“You do fall in love with institutions the
way you fall in love with a life’s companion. It’s hard
to say what there was about this institution that appealed to me right
from the beginning. It wasn’t the appearance. Now the place looks
like something you wouldn’t be ashamed to be seen with in public.”
Dream of a Deal
By Anne Bennett Swingle
and Neil A Grauer
Almost exactly 20 years ago, Johns Hopkins acquired the ailing Baltimore City Hospitals. Today, that municipal hospital has been transformed into a thriving, multifaceted institution, one we know now as Johns Hopkins Bayview Medical Center.
No one would dispute the fact that two decades ago, Baltimore City Hospitals was a run-down, money-losing institution. But as one of the oldest, continuously operating health care facilities on the East Coast, it also had a whole lot going for it. Tough and tenacious, it had reinvented itself time and time again in order to remain useful and relevant. Few knew how much City Hospitals had to offer. Wary that acquiring it would prove a financial quagmire, Johns Hopkins drove a particularly hard bargain. It turned out to be a dream of a deal, and today, the acquisition is considered the most successful conversion of a municipal hospital anywhere in the country.

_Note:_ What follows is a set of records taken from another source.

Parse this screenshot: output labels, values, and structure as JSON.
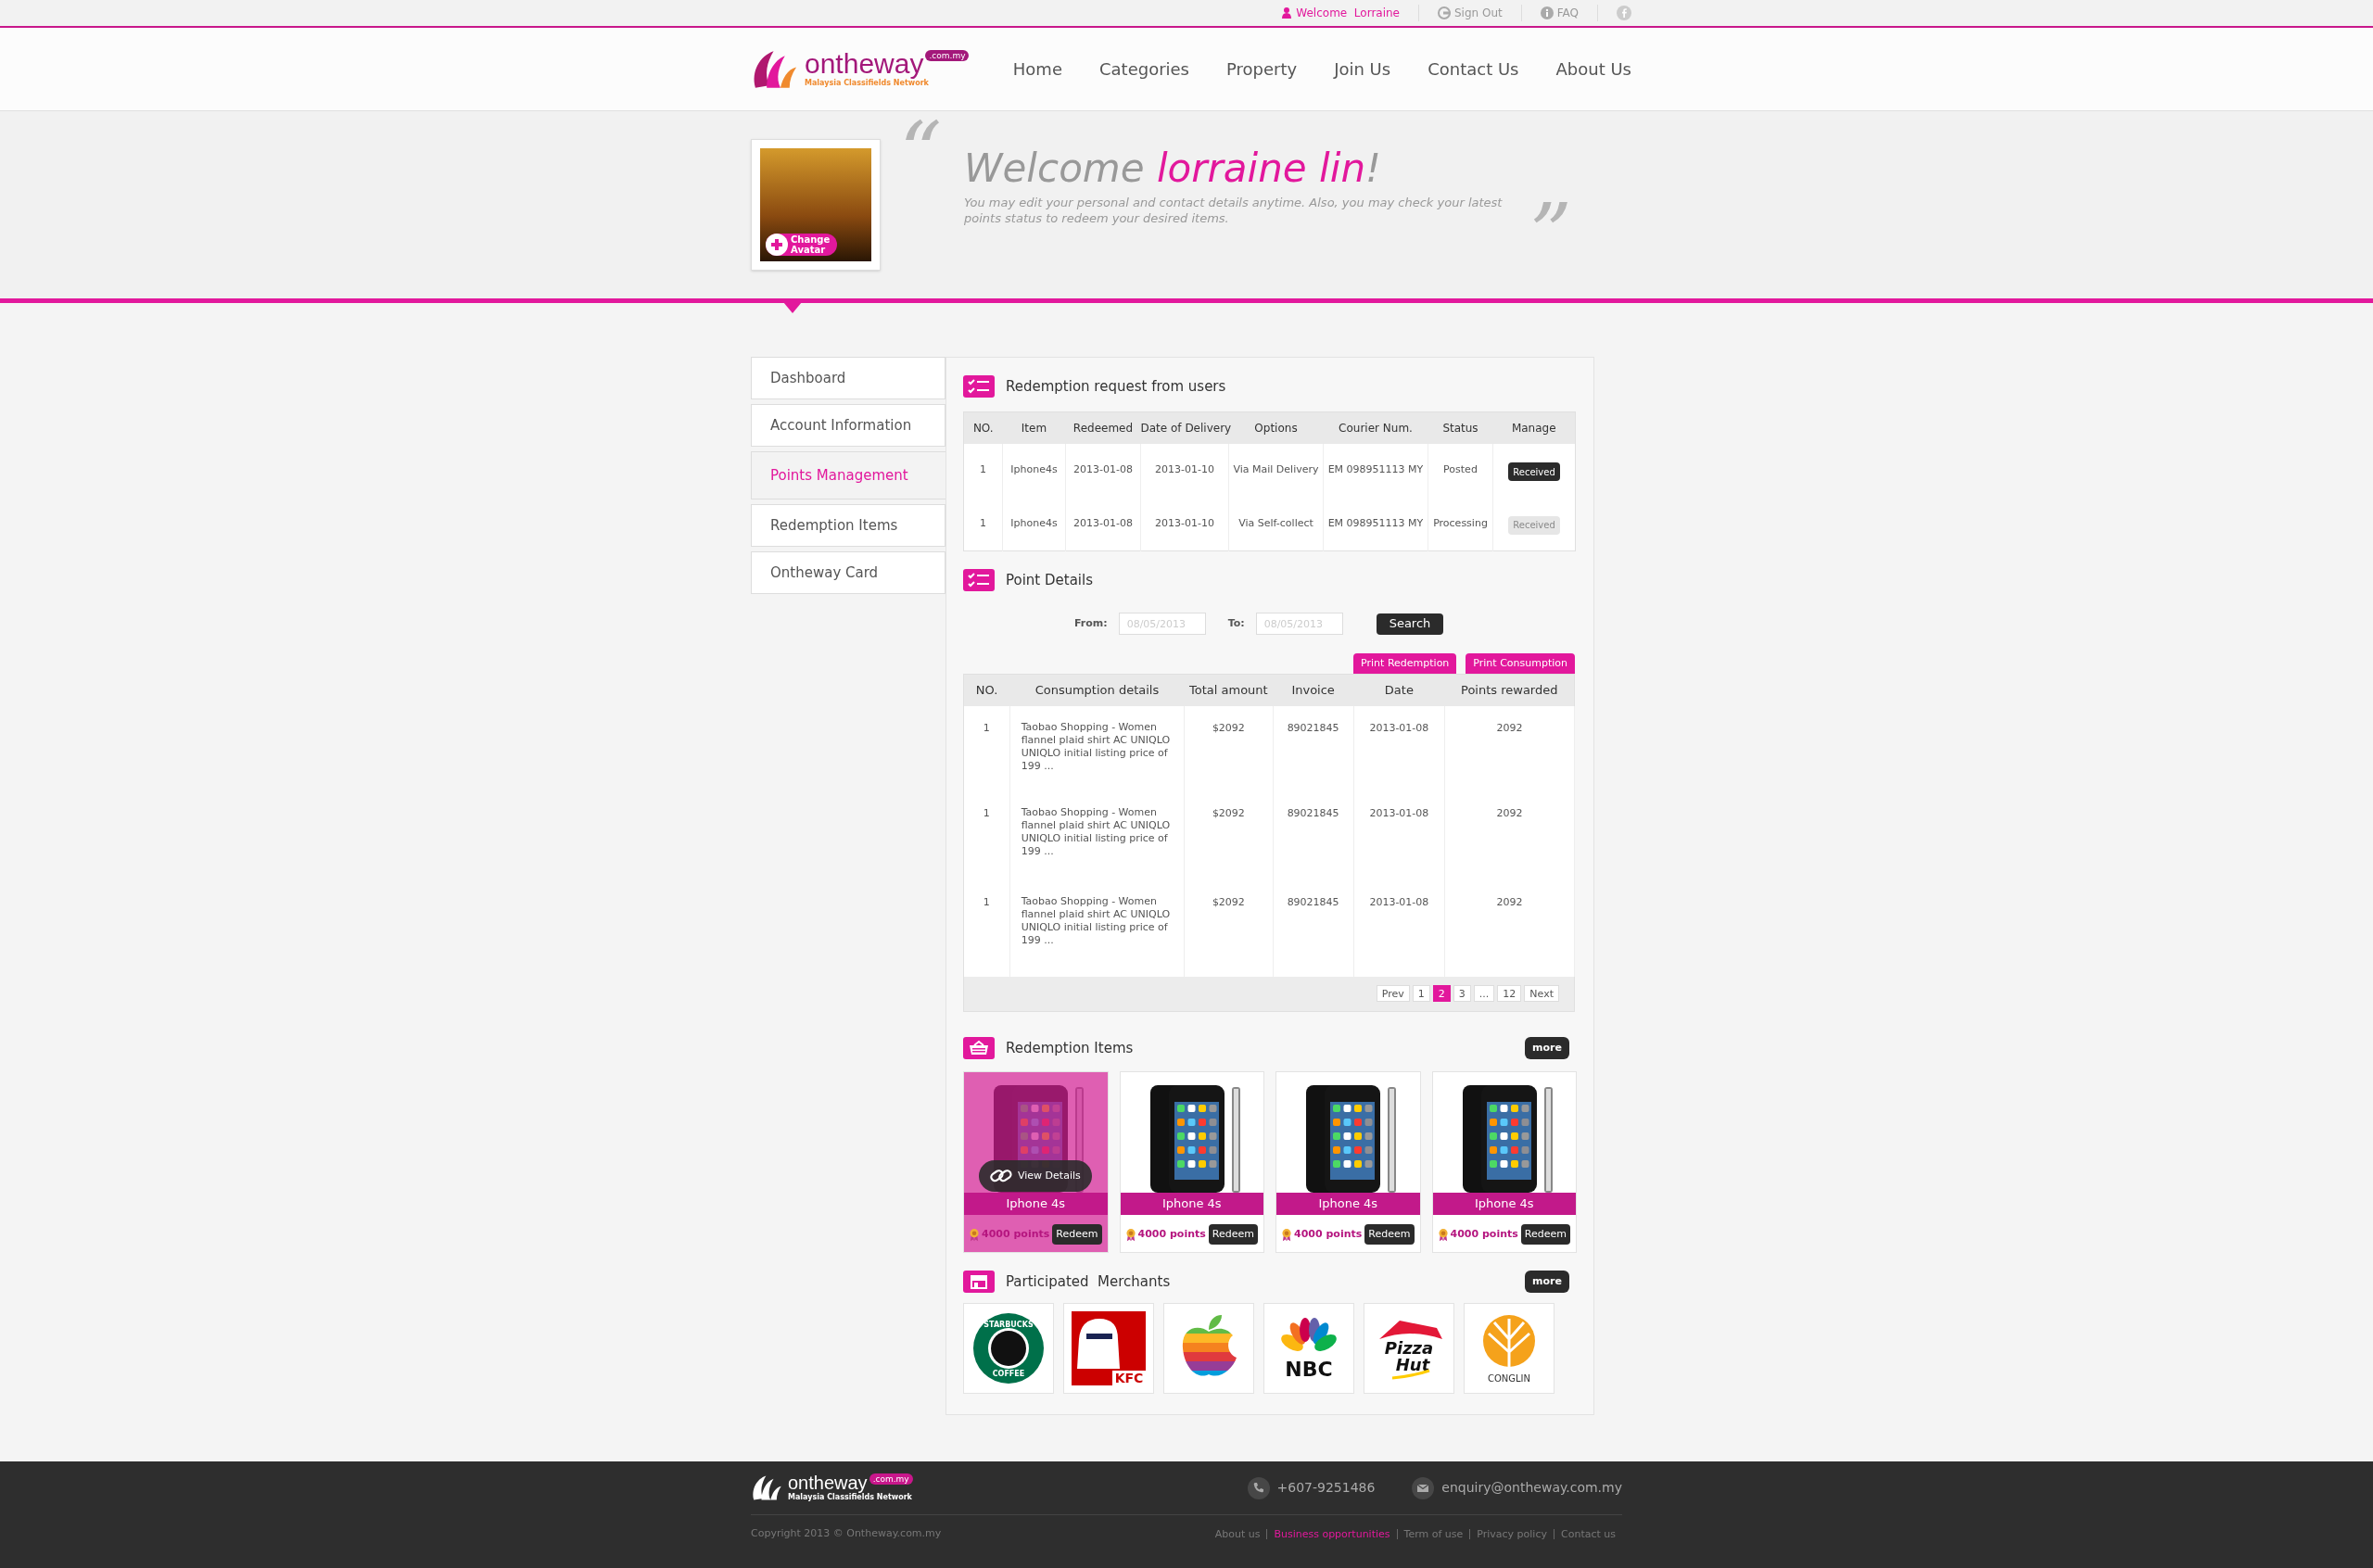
{
  "top_bar": {
    "welcome": "Welcome",
    "user": "Lorraine",
    "links": [
      {
        "kind": "signout",
        "label": "Sign Out"
      },
      {
        "kind": "info",
        "label": "FAQ"
      }
    ]
  },
  "header": {
    "logo": {
      "name": "ontheway",
      "domain": ".com.my",
      "tagline": "Malaysia Classifields Network"
    },
    "nav": [
      "Home",
      "Categories",
      "Property",
      "Join Us",
      "Contact Us",
      "About Us"
    ]
  },
  "welcome": {
    "change_avatar": [
      "Change",
      "Avatar"
    ],
    "open_quote": "“",
    "greeting": "Welcome",
    "name": "lorraine lin",
    "exclamation": "!",
    "message": "You may edit your personal and contact details anytime. Also, you may check your latest points status to redeem your desired items.",
    "close_quote": "”"
  },
  "sidebar": {
    "items": [
      {
        "label": "Dashboard",
        "selected": false
      },
      {
        "label": "Account Information",
        "selected": false
      },
      {
        "label": "Points Management",
        "selected": true
      },
      {
        "label": "Redemption Items",
        "selected": false
      },
      {
        "label": "Ontheway Card",
        "selected": false
      }
    ]
  },
  "redemption_requests": {
    "title": "Redemption request from users",
    "columns": [
      "NO.",
      "Item",
      "Redeemed",
      "Date of Delivery",
      "Options",
      "Courier Num.",
      "Status",
      "Manage"
    ],
    "rows": [
      {
        "cells": [
          "1",
          "Iphone4s",
          "2013-01-08",
          "2013-01-10",
          "Via Mail Delivery",
          "EM 098951113 MY",
          "Posted"
        ],
        "action": {
          "label": "Received",
          "disabled": false
        }
      },
      {
        "cells": [
          "1",
          "Iphone4s",
          "2013-01-08",
          "2013-01-10",
          "Via Self-collect",
          "EM 098951113 MY",
          "Processing"
        ],
        "action": {
          "label": "Received",
          "disabled": true
        }
      }
    ]
  },
  "point_details": {
    "title": "Point Details",
    "from_label": "From:",
    "from_placeholder": "08/05/2013",
    "to_label": "To:",
    "to_placeholder": "08/05/2013",
    "search": "Search",
    "print_buttons": [
      "Print Redemption",
      "Print Consumption"
    ],
    "columns": [
      "NO.",
      "Consumption details",
      "Total amount",
      "Invoice",
      "Date",
      "Points rewarded"
    ],
    "rows": [
      [
        "1",
        "Taobao Shopping - Women flannel plaid shirt AC UNIQLO UNIQLO initial listing price of 199 ...",
        "$2092",
        "89021845",
        "2013-01-08",
        "2092"
      ],
      [
        "1",
        "Taobao Shopping - Women flannel plaid shirt AC UNIQLO UNIQLO initial listing price of 199 ...",
        "$2092",
        "89021845",
        "2013-01-08",
        "2092"
      ],
      [
        "1",
        "Taobao Shopping - Women flannel plaid shirt AC UNIQLO UNIQLO initial listing price of 199 ...",
        "$2092",
        "89021845",
        "2013-01-08",
        "2092"
      ]
    ],
    "pagination": [
      {
        "label": "Prev",
        "selected": false
      },
      {
        "label": "1",
        "selected": false
      },
      {
        "label": "2",
        "selected": true
      },
      {
        "label": "3",
        "selected": false
      },
      {
        "label": "...",
        "selected": false
      },
      {
        "label": "12",
        "selected": false
      },
      {
        "label": "Next",
        "selected": false
      }
    ]
  },
  "redemption_items": {
    "title": "Redemption Items",
    "more": "more",
    "view_details": "View Details",
    "items": [
      {
        "name": "Iphone 4s",
        "points": "4000 points",
        "redeem": "Redeem",
        "hovered": true
      },
      {
        "name": "Iphone 4s",
        "points": "4000 points",
        "redeem": "Redeem",
        "hovered": false
      },
      {
        "name": "Iphone 4s",
        "points": "4000 points",
        "redeem": "Redeem",
        "hovered": false
      },
      {
        "name": "Iphone 4s",
        "points": "4000 points",
        "redeem": "Redeem",
        "hovered": false
      }
    ]
  },
  "merchants": {
    "title": "Participated  Merchants",
    "more": "more",
    "items": [
      {
        "kind": "starbucks",
        "logo_text": [
          "STARBUCKS",
          "COFFEE"
        ]
      },
      {
        "kind": "kfc",
        "logo_text": [
          "KFC"
        ]
      },
      {
        "kind": "apple"
      },
      {
        "kind": "nbc",
        "logo_text": [
          "NBC"
        ]
      },
      {
        "kind": "pizzahut",
        "logo_text": [
          "Pizza",
          "Hut"
        ]
      },
      {
        "kind": "conglin",
        "logo_text": [
          "CONGLIN"
        ]
      }
    ]
  },
  "footer": {
    "logo": {
      "name": "ontheway",
      "domain": ".com.my",
      "tagline": "Malaysia Classifields Network"
    },
    "phone": "+607-9251486",
    "email": "enquiry@ontheway.com.my",
    "copyright": "Copyright 2013 © Ontheway.com.my",
    "links": [
      {
        "label": "About us",
        "highlighted": false
      },
      {
        "label": "Business opportunities",
        "highlighted": true
      },
      {
        "label": "Term of use",
        "highlighted": false
      },
      {
        "label": "Privacy policy",
        "highlighted": false
      },
      {
        "label": "Contact us",
        "highlighted": false
      }
    ]
  }
}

The link with Johns Hopkins was forged in the mid-1880s, even before its hospital opened, when William Welch, University pathologist, began studying Bay View Asylum patients in his research. Later, medical students from Hopkins joined University of Maryland students doing clinical rotations there.
Baltimore City Hospitals
In 1925 Bay View Asylum was renamed Baltimore City Hospitals—plural because it encompassed three separate hospitals: one for acute care, another for chronic care, and a third for tuberculosis patients. Psychiatric patients continued on at City Hospitals up through the 1930s when they were admitted to state institutions.
In the 1950s, City Hospitals was bursting at the seams with patients. Beds in its long, open wards were spaced about 10 feet apart and separated by curtains. It was now a teaching venue exclusively for Hopkins medical students, as Maryland had pulled out of its City Hospitals arrangement. Programs Bayview would become famous for, such as gerontology under Nathan Shock and later Mason Lord, were thriving. The National Institute on Aging’s Gerontology Research Center opened in 1968, the same year that community support from the Kiwanis’ Club established the now renowned Baltimore Regional Burn Center.
A bright light was Chesapeake Physicians, one of the first faculty practice plans in the country. When it was established in 1972, revenue for physicians and medical staff began flowing in.And yet, by 1980, Baltimore Mayor William Donald Schaefer was exploring bids from for-profit health care companies to take over City Hospitals, which was losing millions annually. Meanwhile, Chester Schmidt, president of Chesapeake Physicians, and Philip Zieve, chief of medicine, were lobbying The Johns Hopkins Hospital to acquire their besieged, but still promising, institution.
Such a DealIn 1982, under a contract with the city, Hopkins assumed management of City Hospitals and sent a trio of young hospital administrators out to run it. Ronald Peterson, William Ward and Kenneth Grabill dramatically reduced City Hospital’s multimillion-dollar deficits. In 1983, University and Hospital trustees voted unanimously to start negotiations to take over City Hospitals.
In the end, Hopkins never put a dime of its own into the deal. (It was able to cover its portion of the upgrade expenses with revenue generated at City Hospitals.) Negotiations were concluded in March 1984; the transfer of ownership was effective July 1. City Hospitals was renamed the Francis Scott Key Medical Center, with Peterson its president. Soon thereafter, he added Judy Reitz to the management team.
In the 20 years since the takeover, admissions, surgical procedures and clinic visits have risen consistently. Approximately 2,000 employees have been added to the payroll. Buildings and grounds have been transformed. The campus now is modern and vibrant. Most significantly, considering Hopkins’ worries as it hammered out the City Hospitals deal, Bayview has been in the black.